So, my first change is to get off the scale. I realized that I was using the scale as my “how am I doing” in the hopes that it would be my positive influence. All it really did was judge me daily and find me lacking. I wasn’t using any restraint during the day when I needed it.

And the second change? Much bigger. It’s a new attitude of fasting. When I quit smoking, and got the craving, I would work to distract myself. I wouldn’t sit and visualize smoking, and pout about not being able to smoke, and talk to others about how horrible it was to not smoke. I just put up a wall in my mind about it. I was done smoking. Temptation be gone!

I’m trying this about food. I want to have a mindset of fasting. My relationship with food is over. No more thinking about eating, or pouting about not being able to eat, or talk and talk and talk about how much I miss eating and how hard it is to not eat. I’m done. 0 is my friend.

But lest anyone freak out about this – I am not fostering anorexia. I am letting God feed me.

I will prepare healthy meals for my husband and son. I will plan and buy food for their benefit. And when my body is hungry, I will give it small amounts of healthy items just to make the hunger feelings go away. But I’m done with the love of food. It honestly, truly, has been an idol in my life. I have had secret affairs with it for years and years. The only way to put away sin is to turn my back. I am done with food.

I will eat what God allows me to eat. I will be thankful and enjoy whatever he permits. But I am done preparing anything for myself. And if I get antsy during the withdrawal period, I have God – the TRUE food – and plenty of water to drink!

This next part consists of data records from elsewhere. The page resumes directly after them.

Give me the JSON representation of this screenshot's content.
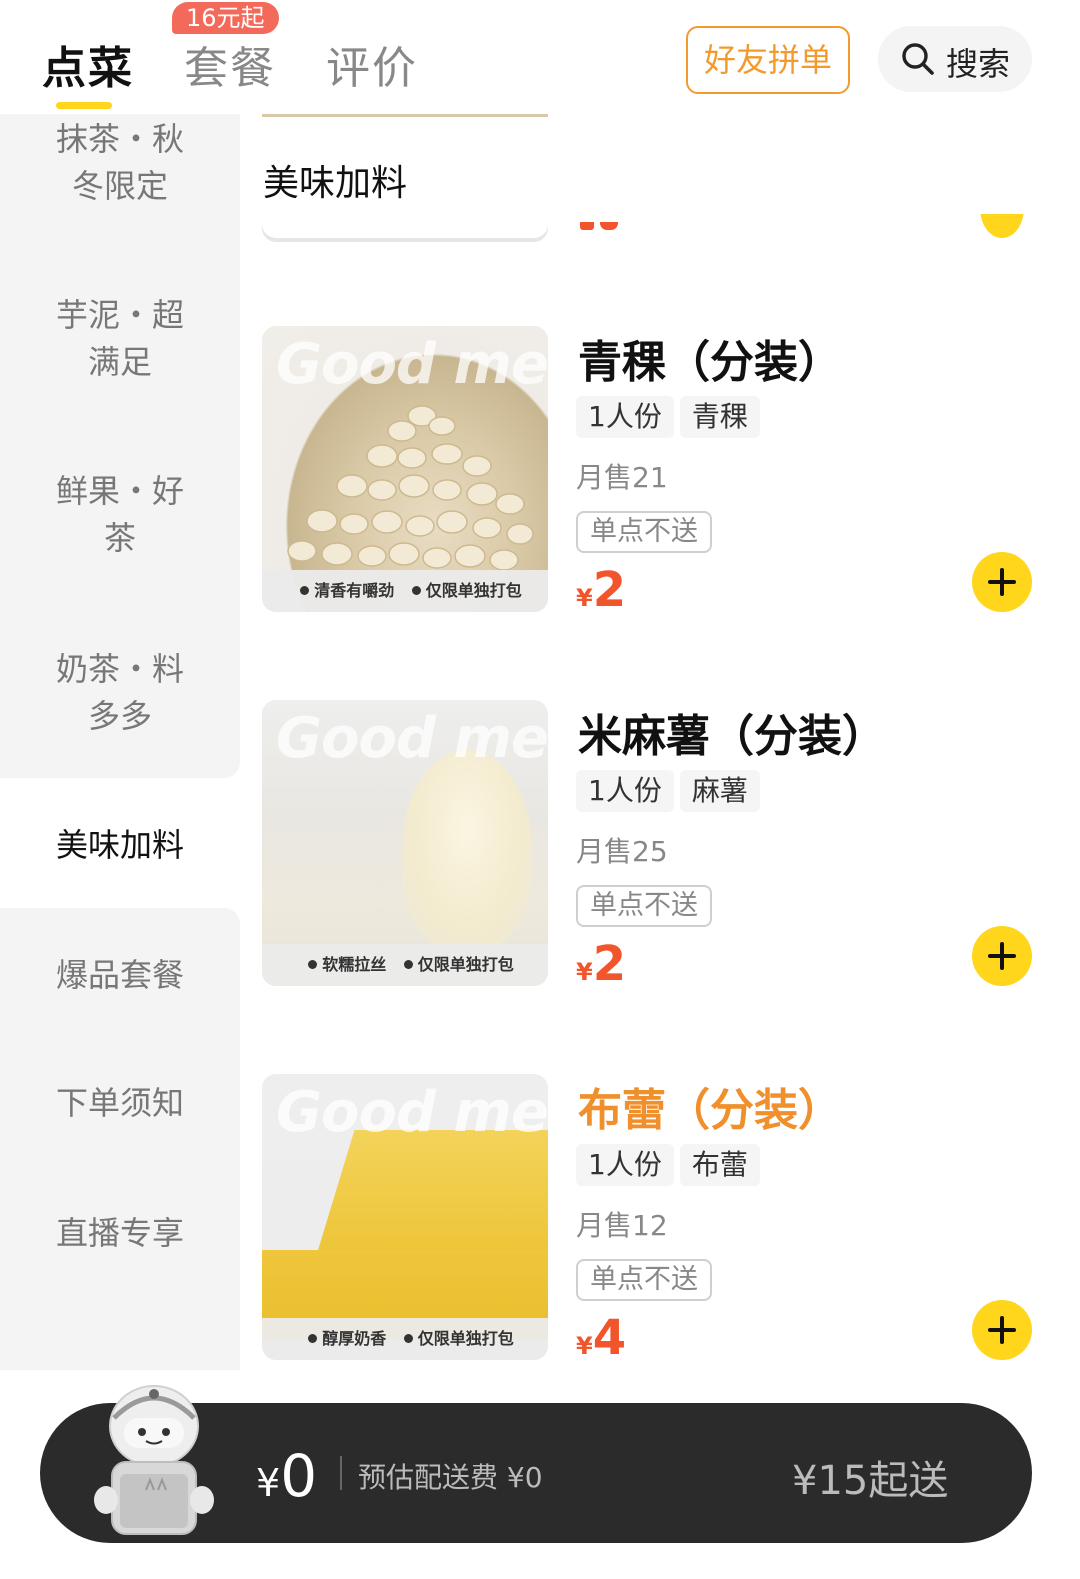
{
  "header": {
    "tabs": [
      {
        "label": "点菜"
      },
      {
        "label": "套餐"
      },
      {
        "label": "评价"
      }
    ],
    "badge": "16元起",
    "friends_button": "好友拼单",
    "search_label": "搜索"
  },
  "sidebar": {
    "items": [
      {
        "label": "抹茶・秋冬限定"
      },
      {
        "label": "芋泥・超满足"
      },
      {
        "label": "鲜果・好茶"
      },
      {
        "label": "奶茶・料多多"
      },
      {
        "label": "美味加料"
      },
      {
        "label": "爆品套餐"
      },
      {
        "label": "下单须知"
      },
      {
        "label": "直播专享"
      }
    ],
    "active_index": 4
  },
  "section": {
    "title": "美味加料"
  },
  "products": [
    {
      "name": "青稞（分装）",
      "tags": [
        "1人份",
        "青稞"
      ],
      "sold": "月售21",
      "notice": "单点不送",
      "currency": "¥",
      "price": "2",
      "image_brand": "Good me",
      "image_captions": [
        "清香有嚼劲",
        "仅限单独打包"
      ],
      "name_color": "#111111"
    },
    {
      "name": "米麻薯（分装）",
      "tags": [
        "1人份",
        "麻薯"
      ],
      "sold": "月售25",
      "notice": "单点不送",
      "currency": "¥",
      "price": "2",
      "image_brand": "Good me",
      "image_captions": [
        "软糯拉丝",
        "仅限单独打包"
      ],
      "name_color": "#111111"
    },
    {
      "name": "布蕾（分装）",
      "tags": [
        "1人份",
        "布蕾"
      ],
      "sold": "月售12",
      "notice": "单点不送",
      "currency": "¥",
      "price": "4",
      "image_brand": "Good me",
      "image_captions": [
        "醇厚奶香",
        "仅限单独打包"
      ],
      "name_color": "#f0902c"
    }
  ],
  "cart": {
    "currency": "¥",
    "amount": "0",
    "fee": "预估配送费 ¥0",
    "minimum": "¥15起送"
  },
  "colors": {
    "accent_yellow": "#ffd61c",
    "price_red": "#f2552c",
    "friends_orange": "#f39a2e",
    "badge_red": "#f46a5a"
  }
}
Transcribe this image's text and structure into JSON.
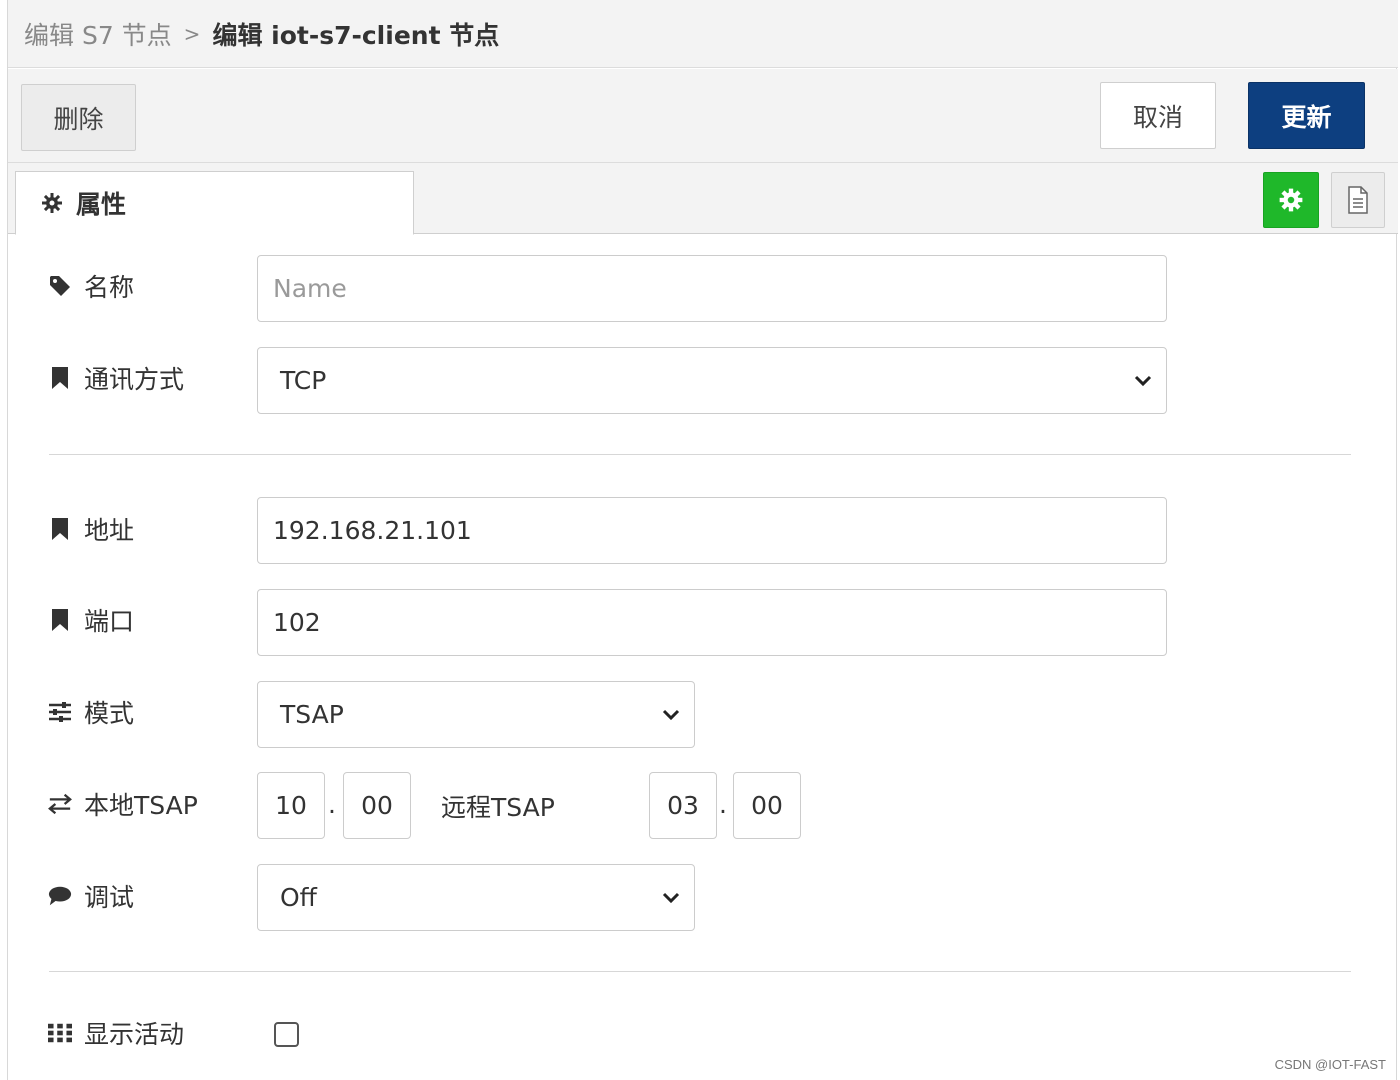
{
  "breadcrumb": {
    "parent": "编辑 S7 节点",
    "separator": ">",
    "current": "编辑 iot-s7-client 节点"
  },
  "toolbar": {
    "delete_label": "删除",
    "cancel_label": "取消",
    "update_label": "更新"
  },
  "tabs": {
    "properties_label": "属性"
  },
  "form": {
    "name": {
      "label": "名称",
      "value": "",
      "placeholder": "Name"
    },
    "comm_mode": {
      "label": "通讯方式",
      "value": "TCP"
    },
    "address": {
      "label": "地址",
      "value": "192.168.21.101"
    },
    "port": {
      "label": "端口",
      "value": "102"
    },
    "mode": {
      "label": "模式",
      "value": "TSAP"
    },
    "tsap": {
      "local_label": "本地TSAP",
      "local_1": "10",
      "local_2": "00",
      "dot": ".",
      "remote_label": "远程TSAP",
      "remote_1": "03",
      "remote_2": "00"
    },
    "debug": {
      "label": "调试",
      "value": "Off"
    },
    "show_activity": {
      "label": "显示活动",
      "checked": false
    }
  },
  "colors": {
    "update_button": "#0d3f80",
    "green_button": "#1fb82a",
    "header_bg": "#f3f3f3"
  },
  "watermark": "CSDN @IOT-FAST"
}
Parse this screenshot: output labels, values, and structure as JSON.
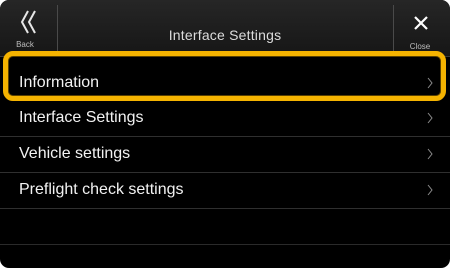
{
  "header": {
    "title": "Interface Settings",
    "back_label": "Back",
    "close_label": "Close"
  },
  "menu": {
    "items": [
      {
        "label": "Information",
        "selected": true
      },
      {
        "label": "Interface Settings",
        "selected": false
      },
      {
        "label": "Vehicle settings",
        "selected": false
      },
      {
        "label": "Preflight check settings",
        "selected": false
      }
    ]
  },
  "colors": {
    "background": "#000000",
    "header": "#1e1e1e",
    "text": "#f2f2f2",
    "highlight": "#f5b300"
  },
  "icons": {
    "back": "double-chevron-left-icon",
    "close": "close-icon",
    "row_arrow": "chevron-right-icon"
  }
}
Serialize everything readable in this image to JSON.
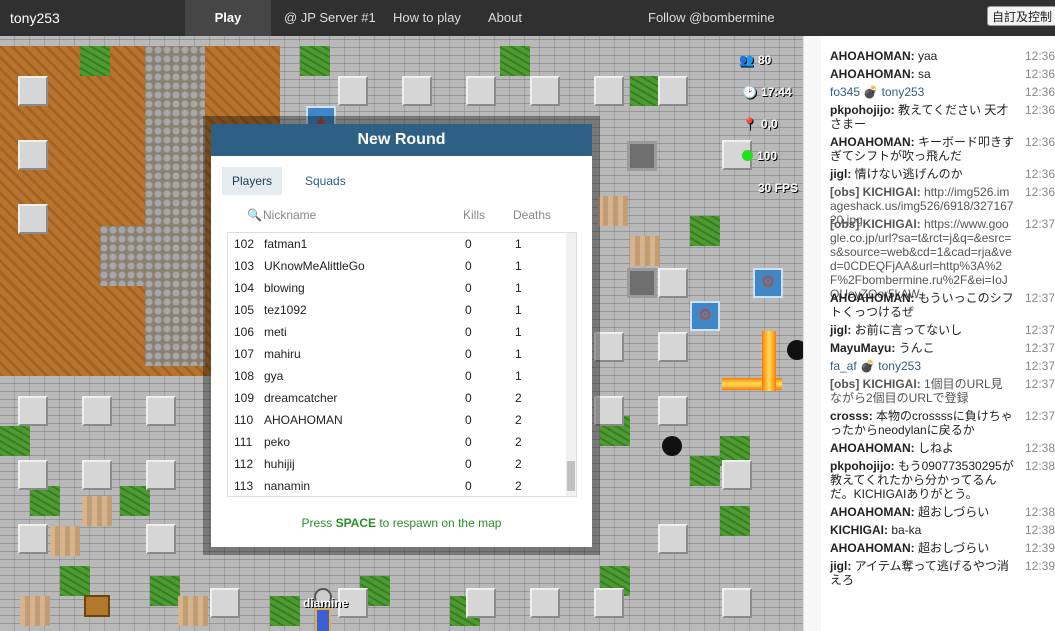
{
  "topbar": {
    "user": "tony253",
    "play": "Play",
    "server": "@ JP Server #1",
    "how_to_play": "How to play",
    "about": "About",
    "follow": "Follow @bombermine",
    "extension_button": "自訂及控制"
  },
  "hud": {
    "players": "80",
    "timer": "17:44",
    "coords": "0,0",
    "health": "100",
    "fps": "30 FPS",
    "player_name": "diamine"
  },
  "dialog": {
    "title": "New Round",
    "tabs": [
      "Players",
      "Squads"
    ],
    "columns": {
      "search_placeholder": "Nickname",
      "kills": "Kills",
      "deaths": "Deaths"
    },
    "rows": [
      {
        "rank": "102",
        "name": "fatman1",
        "kills": "0",
        "deaths": "1"
      },
      {
        "rank": "103",
        "name": "UKnowMeAlittleGo",
        "kills": "0",
        "deaths": "1"
      },
      {
        "rank": "104",
        "name": "blowing",
        "kills": "0",
        "deaths": "1"
      },
      {
        "rank": "105",
        "name": "tez1092",
        "kills": "0",
        "deaths": "1"
      },
      {
        "rank": "106",
        "name": "meti",
        "kills": "0",
        "deaths": "1"
      },
      {
        "rank": "107",
        "name": "mahiru",
        "kills": "0",
        "deaths": "1"
      },
      {
        "rank": "108",
        "name": "gya",
        "kills": "0",
        "deaths": "1"
      },
      {
        "rank": "109",
        "name": "dreamcatcher",
        "kills": "0",
        "deaths": "2"
      },
      {
        "rank": "110",
        "name": "AHOAHOMAN",
        "kills": "0",
        "deaths": "2"
      },
      {
        "rank": "111",
        "name": "peko",
        "kills": "0",
        "deaths": "2"
      },
      {
        "rank": "112",
        "name": "huhijij",
        "kills": "0",
        "deaths": "2"
      },
      {
        "rank": "113",
        "name": "nanamin",
        "kills": "0",
        "deaths": "2"
      }
    ],
    "respawn_pre": "Press ",
    "respawn_key": "SPACE",
    "respawn_post": " to respawn on the map"
  },
  "chat": [
    {
      "sender": "AHOAHOMAN:",
      "text": " yaa",
      "time": "12:36"
    },
    {
      "sender": "AHOAHOMAN:",
      "text": " sa",
      "time": "12:36"
    },
    {
      "sender": "",
      "text": "fo345 💣 tony253",
      "time": "12:36",
      "kind": "sys"
    },
    {
      "sender": "pkpohojijo:",
      "text": " 教えてください 天才さまー",
      "time": "12:36"
    },
    {
      "sender": "AHOAHOMAN:",
      "text": " キーボード叩きすぎてシフトが吹っ飛んだ",
      "time": "12:36"
    },
    {
      "sender": "jigl:",
      "text": " 情けない逃げんのか",
      "time": "12:36"
    },
    {
      "sender": "[obs] KICHIGAI:",
      "text": " http://img526.imageshack.us/img526/6918/32716720.jpg",
      "time": "12:36",
      "kind": "obs"
    },
    {
      "sender": "[obs] KICHIGAI:",
      "text": " https://www.google.co.jp/url?sa=t&rct=j&q=&esrc=s&source=web&cd=1&cad=rja&ved=0CDEQFjAA&url=http%3A%2F%2Fbombermine.ru%2F&ei=IoJOUeyZOor5kAW",
      "time": "12:37",
      "kind": "obs"
    },
    {
      "sender": "AHOAHOMAN:",
      "text": " もういっこのシフトくっつけるぜ",
      "time": "12:37"
    },
    {
      "sender": "jigl:",
      "text": " お前に言ってないし",
      "time": "12:37"
    },
    {
      "sender": "MayuMayu:",
      "text": " うんこ",
      "time": "12:37"
    },
    {
      "sender": "",
      "text": "fa_af 💣 tony253",
      "time": "12:37",
      "kind": "sys"
    },
    {
      "sender": "[obs] KICHIGAI:",
      "text": " 1個目のURL見ながら2個目のURLで登録",
      "time": "12:37",
      "kind": "obs"
    },
    {
      "sender": "crosss:",
      "text": " 本物のcrossssに負けちゃったからneodylanに戻るか",
      "time": "12:37"
    },
    {
      "sender": "AHOAHOMAN:",
      "text": " しねよ",
      "time": "12:38"
    },
    {
      "sender": "pkpohojijo:",
      "text": " もう090773530295が教えてくれたから分かってるんだ。KICHIGAIありがとう。",
      "time": "12:38"
    },
    {
      "sender": "AHOAHOMAN:",
      "text": " 超おしづらい",
      "time": "12:38"
    },
    {
      "sender": "KICHIGAI:",
      "text": " ba-ka",
      "time": "12:38"
    },
    {
      "sender": "AHOAHOMAN:",
      "text": " 超おしづらい",
      "time": "12:39"
    },
    {
      "sender": "jigl:",
      "text": " アイテム奪って逃げるやつ消えろ",
      "time": "12:39"
    }
  ],
  "colors": {
    "accent": "#2e5f84",
    "topbar": "#303030",
    "respawn": "#2a8f2a"
  }
}
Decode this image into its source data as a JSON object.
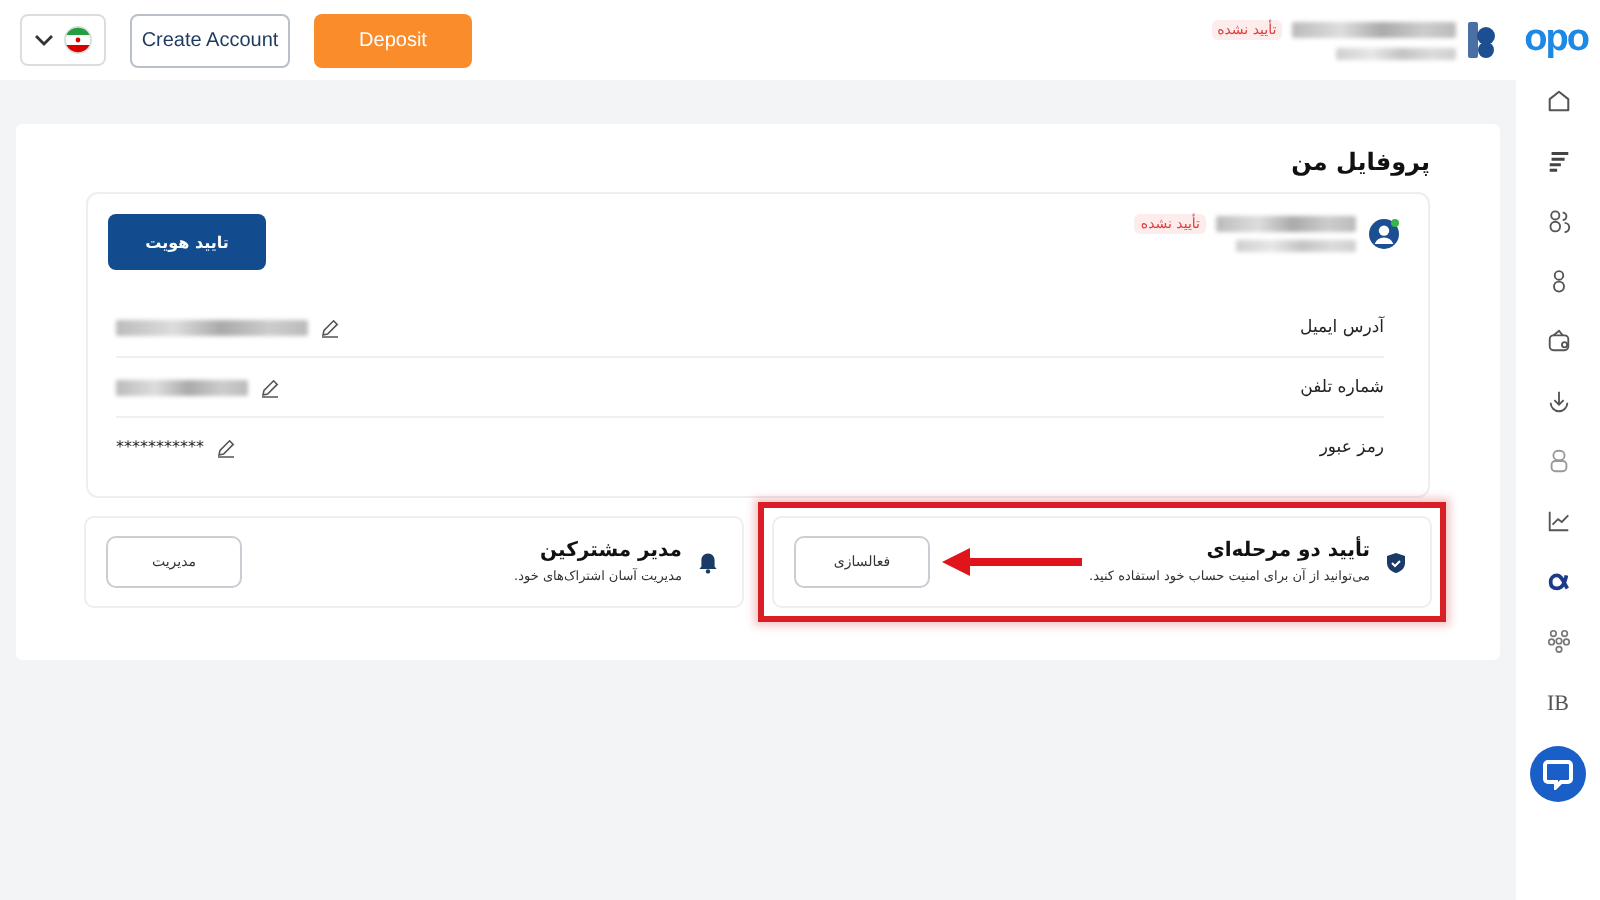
{
  "header": {
    "logo": "opo",
    "status_badge": "تأیید نشده",
    "buttons": [
      {
        "label": "Deposit",
        "kind": "primary"
      },
      {
        "label": "Create Account",
        "kind": "outline"
      }
    ]
  },
  "sidebar": {
    "ib_label": "IB"
  },
  "page_title": "پروفایل من",
  "profile": {
    "status_badge": "تأیید نشده",
    "verify_button": "تایید هویت",
    "fields": [
      {
        "label": "آدرس ایمیل",
        "kind": "masked"
      },
      {
        "label": "شماره تلفن",
        "kind": "masked"
      },
      {
        "label": "رمز عبور",
        "kind": "text",
        "value": "***********"
      }
    ]
  },
  "cards": [
    {
      "kind": "security",
      "title": "تأیید دو مرحله‌ای",
      "description": "می‌توانید از آن برای امنیت حساب خود استفاده کنید.",
      "button": "فعالسازی",
      "highlighted": true
    },
    {
      "kind": "subscription",
      "title": "مدیر مشترکین",
      "description": "مدیریت آسان اشتراک‌های خود.",
      "button": "مدیریت",
      "highlighted": false
    }
  ]
}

Remain In Me

Today, it’s going to be about Remaining in Christ. My quiet time this morning was me asking God a bunch of “How?” questions. How do I do what he wants me to do? I am most comfortable when I have things under control. If I let go of control, chaos ensues. Or at least it will in my realm. So, I asked God how I was supposed to both let go of my control-freakiness AND stay responsible and accomplish the things that are mine to do.

The answer I got? “Remain in Me”

Tamera wrote this morning about words. This was another thing God was teaching me out of my reading this morning (Psalm 59:12, 16). My words are one way that sin makes its way into action. Speaking sinfully is sin. I know that it can start even earlier, but this is one way it sneaks in that I’m feeling particularly attuned to this morning.

I don’t think I can remain in Him AND say things that are sinful, negative, hurtful, condemning (including self-condemning) or defeatist. I like Tamera’s idea of a focusing bracelet. I’ve done that before. And have removed it when it stops being a reminder.

What do you want to prayerfully remember today?